**Problem description**
If a line in the listing carries the word "proj", return a copy of that line.

*** Begin section ***

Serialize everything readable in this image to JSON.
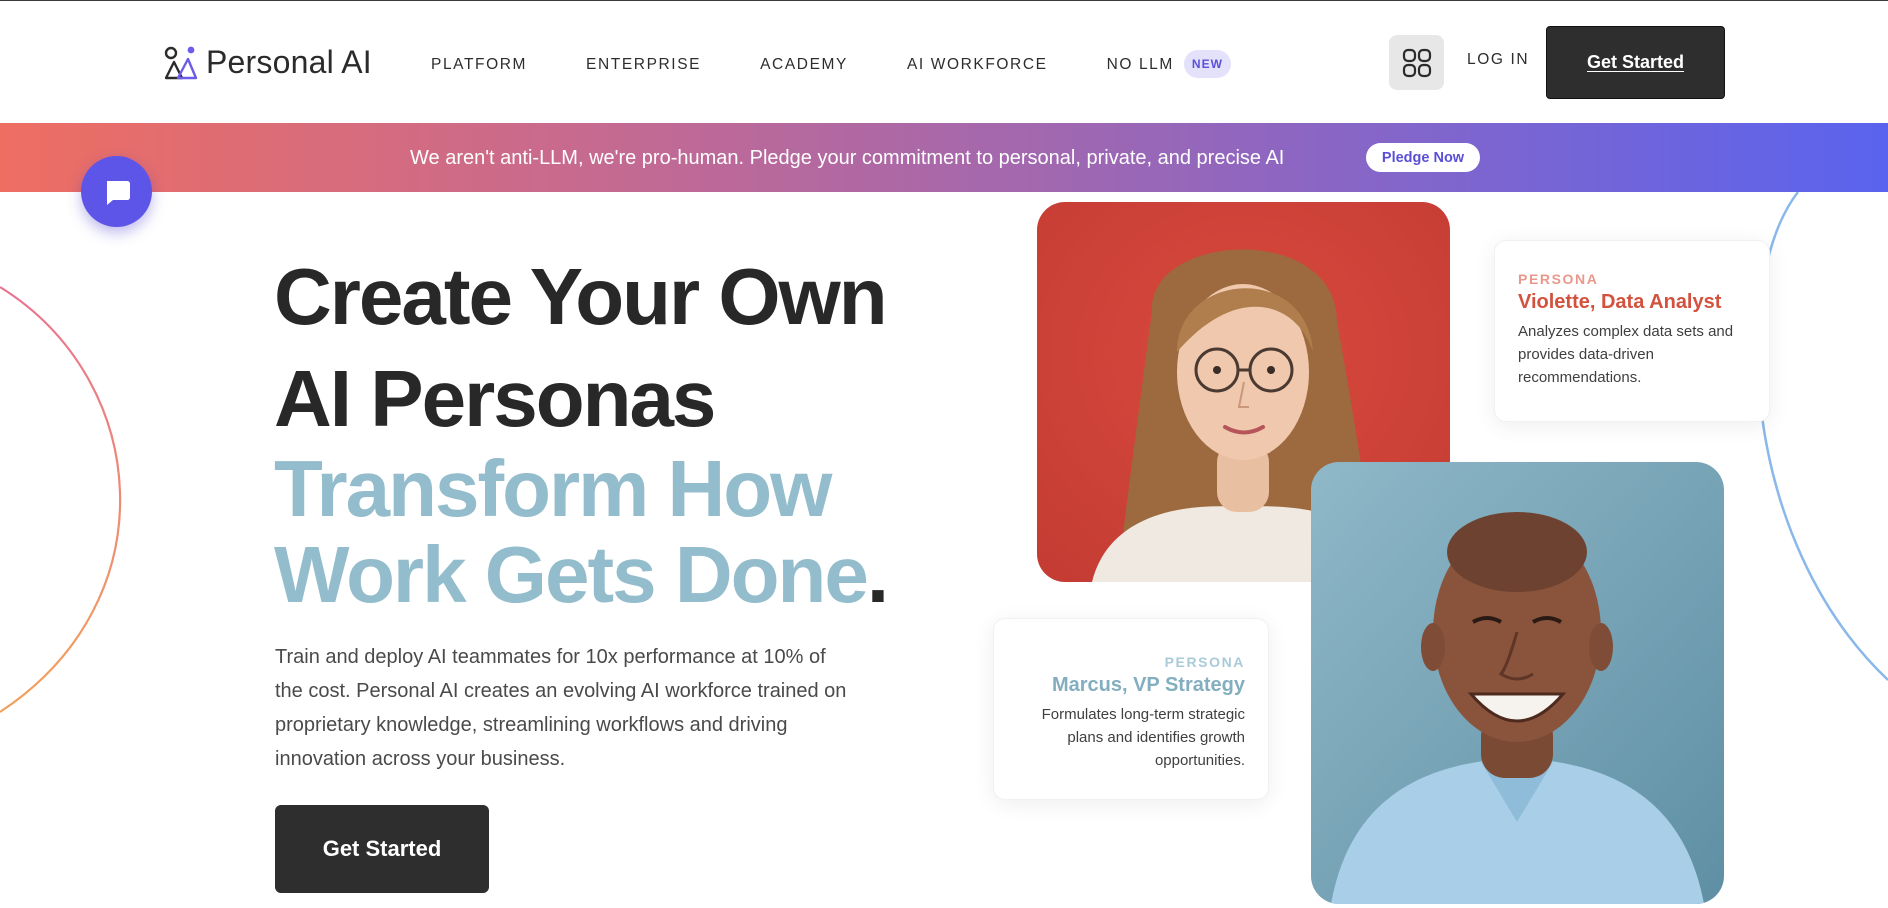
{
  "header": {
    "brand": "Personal AI",
    "nav": [
      {
        "label": "PLATFORM"
      },
      {
        "label": "ENTERPRISE"
      },
      {
        "label": "ACADEMY"
      },
      {
        "label": "AI WORKFORCE"
      },
      {
        "label": "NO LLM",
        "badge": "NEW"
      }
    ],
    "login_label": "LOG IN",
    "cta_label": "Get Started"
  },
  "banner": {
    "text": "We aren't anti-LLM, we're pro-human. Pledge your commitment to personal, private, and precise AI",
    "button_label": "Pledge Now"
  },
  "hero": {
    "title_line1": "Create Your Own",
    "title_line2": "AI Personas",
    "subtitle_line1": "Transform How",
    "subtitle_line2": "Work Gets Done",
    "subtitle_dot": ".",
    "description": "Train and deploy AI teammates for 10x performance at 10% of the cost. Personal AI creates an evolving AI workforce trained on proprietary knowledge, streamlining workflows and driving innovation across your business.",
    "cta_label": "Get Started"
  },
  "personas": [
    {
      "kicker": "PERSONA",
      "name": "Violette, Data Analyst",
      "description": "Analyzes complex data sets and provides data-driven recommendations."
    },
    {
      "kicker": "PERSONA",
      "name": "Marcus, VP Strategy",
      "description": "Formulates long-term strategic plans and identifies growth opportunities."
    }
  ],
  "colors": {
    "dark": "#2e2e2e",
    "accent_blue": "#93bccc",
    "accent_red": "#d2523e",
    "brand_purple": "#5c55e8",
    "banner_start": "#ee6e62",
    "banner_end": "#5a63ee"
  },
  "icons": {
    "logo": "personal-ai-logo-icon",
    "apps": "apps-grid-icon",
    "chat": "chat-bubble-icon"
  }
}
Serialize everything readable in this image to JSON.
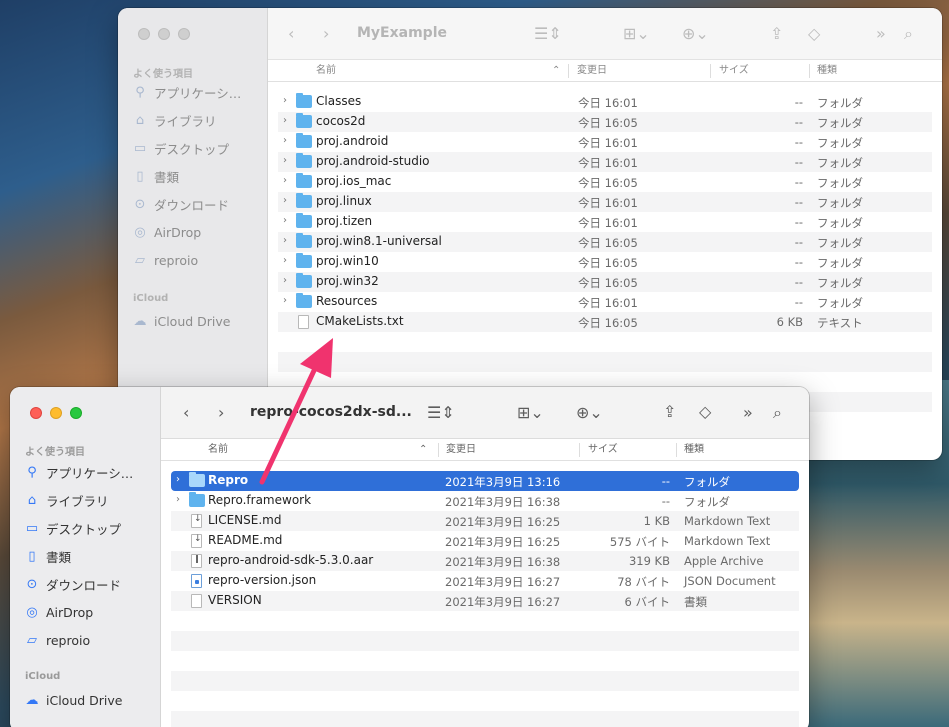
{
  "window_back": {
    "title": "MyExample",
    "sidebar": {
      "favorites_label": "よく使う項目",
      "items": [
        {
          "label": "アプリケーシ…",
          "icon": "applications-icon"
        },
        {
          "label": "ライブラリ",
          "icon": "library-icon"
        },
        {
          "label": "デスクトップ",
          "icon": "desktop-icon"
        },
        {
          "label": "書類",
          "icon": "documents-icon"
        },
        {
          "label": "ダウンロード",
          "icon": "downloads-icon"
        },
        {
          "label": "AirDrop",
          "icon": "airdrop-icon"
        },
        {
          "label": "reproio",
          "icon": "folder-icon"
        }
      ],
      "icloud_label": "iCloud",
      "icloud_items": [
        {
          "label": "iCloud Drive",
          "icon": "cloud-icon"
        }
      ]
    },
    "columns": {
      "name": "名前",
      "modified": "変更日",
      "size": "サイズ",
      "kind": "種類"
    },
    "rows": [
      {
        "name": "Classes",
        "date": "今日 16:01",
        "size": "--",
        "kind": "フォルダ",
        "type": "folder"
      },
      {
        "name": "cocos2d",
        "date": "今日 16:05",
        "size": "--",
        "kind": "フォルダ",
        "type": "folder"
      },
      {
        "name": "proj.android",
        "date": "今日 16:01",
        "size": "--",
        "kind": "フォルダ",
        "type": "folder"
      },
      {
        "name": "proj.android-studio",
        "date": "今日 16:01",
        "size": "--",
        "kind": "フォルダ",
        "type": "folder"
      },
      {
        "name": "proj.ios_mac",
        "date": "今日 16:05",
        "size": "--",
        "kind": "フォルダ",
        "type": "folder"
      },
      {
        "name": "proj.linux",
        "date": "今日 16:01",
        "size": "--",
        "kind": "フォルダ",
        "type": "folder"
      },
      {
        "name": "proj.tizen",
        "date": "今日 16:01",
        "size": "--",
        "kind": "フォルダ",
        "type": "folder"
      },
      {
        "name": "proj.win8.1-universal",
        "date": "今日 16:05",
        "size": "--",
        "kind": "フォルダ",
        "type": "folder"
      },
      {
        "name": "proj.win10",
        "date": "今日 16:05",
        "size": "--",
        "kind": "フォルダ",
        "type": "folder"
      },
      {
        "name": "proj.win32",
        "date": "今日 16:05",
        "size": "--",
        "kind": "フォルダ",
        "type": "folder"
      },
      {
        "name": "Resources",
        "date": "今日 16:01",
        "size": "--",
        "kind": "フォルダ",
        "type": "folder"
      },
      {
        "name": "CMakeLists.txt",
        "date": "今日 16:05",
        "size": "6 KB",
        "kind": "テキスト",
        "type": "doc"
      }
    ]
  },
  "window_front": {
    "title": "repro-cocos2dx-sd...",
    "sidebar": {
      "favorites_label": "よく使う項目",
      "items": [
        {
          "label": "アプリケーシ…",
          "icon": "applications-icon"
        },
        {
          "label": "ライブラリ",
          "icon": "library-icon"
        },
        {
          "label": "デスクトップ",
          "icon": "desktop-icon"
        },
        {
          "label": "書類",
          "icon": "documents-icon"
        },
        {
          "label": "ダウンロード",
          "icon": "downloads-icon"
        },
        {
          "label": "AirDrop",
          "icon": "airdrop-icon"
        },
        {
          "label": "reproio",
          "icon": "folder-icon"
        }
      ],
      "icloud_label": "iCloud",
      "icloud_items": [
        {
          "label": "iCloud Drive",
          "icon": "cloud-icon"
        }
      ]
    },
    "columns": {
      "name": "名前",
      "modified": "変更日",
      "size": "サイズ",
      "kind": "種類"
    },
    "rows": [
      {
        "name": "Repro",
        "date": "2021年3月9日 13:16",
        "size": "--",
        "kind": "フォルダ",
        "type": "folder",
        "selected": true
      },
      {
        "name": "Repro.framework",
        "date": "2021年3月9日 16:38",
        "size": "--",
        "kind": "フォルダ",
        "type": "folder"
      },
      {
        "name": "LICENSE.md",
        "date": "2021年3月9日 16:25",
        "size": "1 KB",
        "kind": "Markdown Text",
        "type": "md"
      },
      {
        "name": "README.md",
        "date": "2021年3月9日 16:25",
        "size": "575 バイト",
        "kind": "Markdown Text",
        "type": "md"
      },
      {
        "name": "repro-android-sdk-5.3.0.aar",
        "date": "2021年3月9日 16:38",
        "size": "319 KB",
        "kind": "Apple Archive",
        "type": "zip"
      },
      {
        "name": "repro-version.json",
        "date": "2021年3月9日 16:27",
        "size": "78 バイト",
        "kind": "JSON Document",
        "type": "json"
      },
      {
        "name": "VERSION",
        "date": "2021年3月9日 16:27",
        "size": "6 バイト",
        "kind": "書類",
        "type": "doc"
      }
    ]
  },
  "colors": {
    "selection": "#2f6fd8",
    "folder": "#5fb3ee",
    "arrow": "#f0336e",
    "accent": "#3478f6"
  }
}
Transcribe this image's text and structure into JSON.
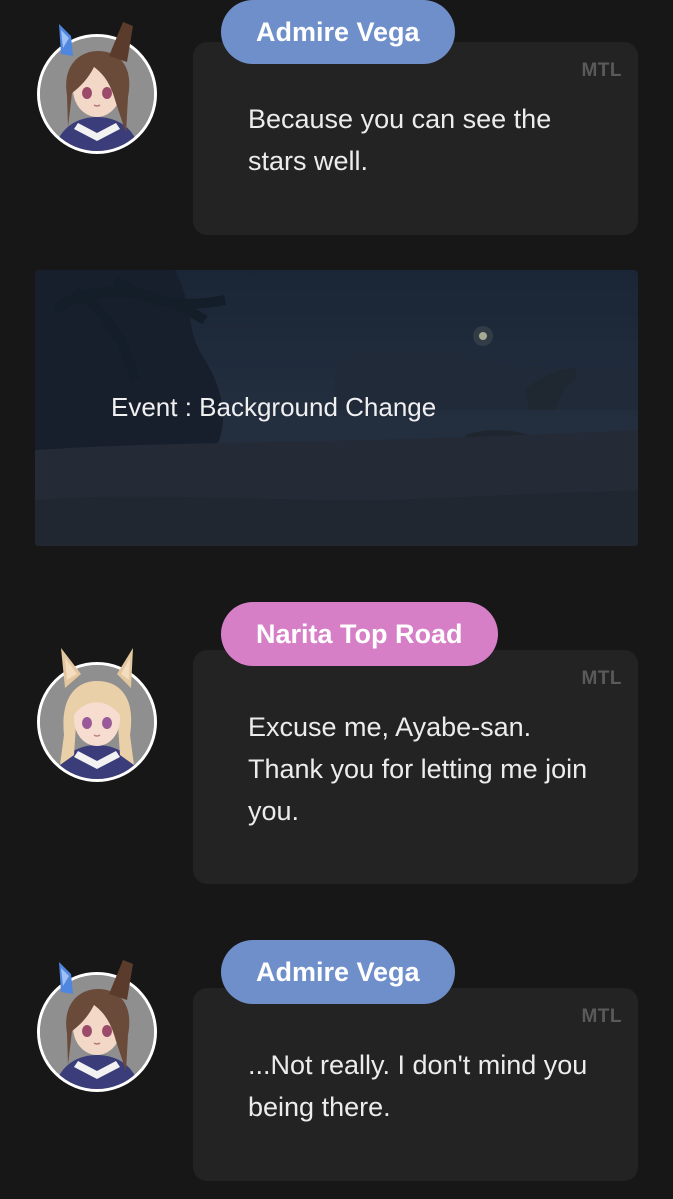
{
  "messages": [
    {
      "speaker": "Admire Vega",
      "badge": "MTL",
      "text": "Because you can see the stars well.",
      "pill_color": "#6f8fcb"
    },
    {
      "speaker": "Narita Top Road",
      "badge": "MTL",
      "text": "Excuse me, Ayabe-san. Thank you for letting me join you.",
      "pill_color": "#d67fc7"
    },
    {
      "speaker": "Admire Vega",
      "badge": "MTL",
      "text": "...Not really. I don't mind you being there.",
      "pill_color": "#6f8fcb"
    }
  ],
  "event": {
    "label": "Event : Background Change"
  },
  "colors": {
    "background": "#171717",
    "bubble": "#232323",
    "badge_text": "#5a5a5a",
    "admire_vega": "#6f8fcb",
    "narita_top_road": "#d67fc7"
  },
  "icons": {
    "avatar_1": "admire-vega-portrait",
    "avatar_2": "narita-top-road-portrait",
    "avatar_3": "admire-vega-portrait"
  }
}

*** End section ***

**Solved exercise**
        "name": "proj.android",
        "name": "proj.android-studio",
        "name": "proj.ios_mac",
        "name": "proj.linux",
        "name": "proj.tizen",
        "name": "proj.win8.1-universal",
        "name": "proj.win10",
        "name": "proj.win32",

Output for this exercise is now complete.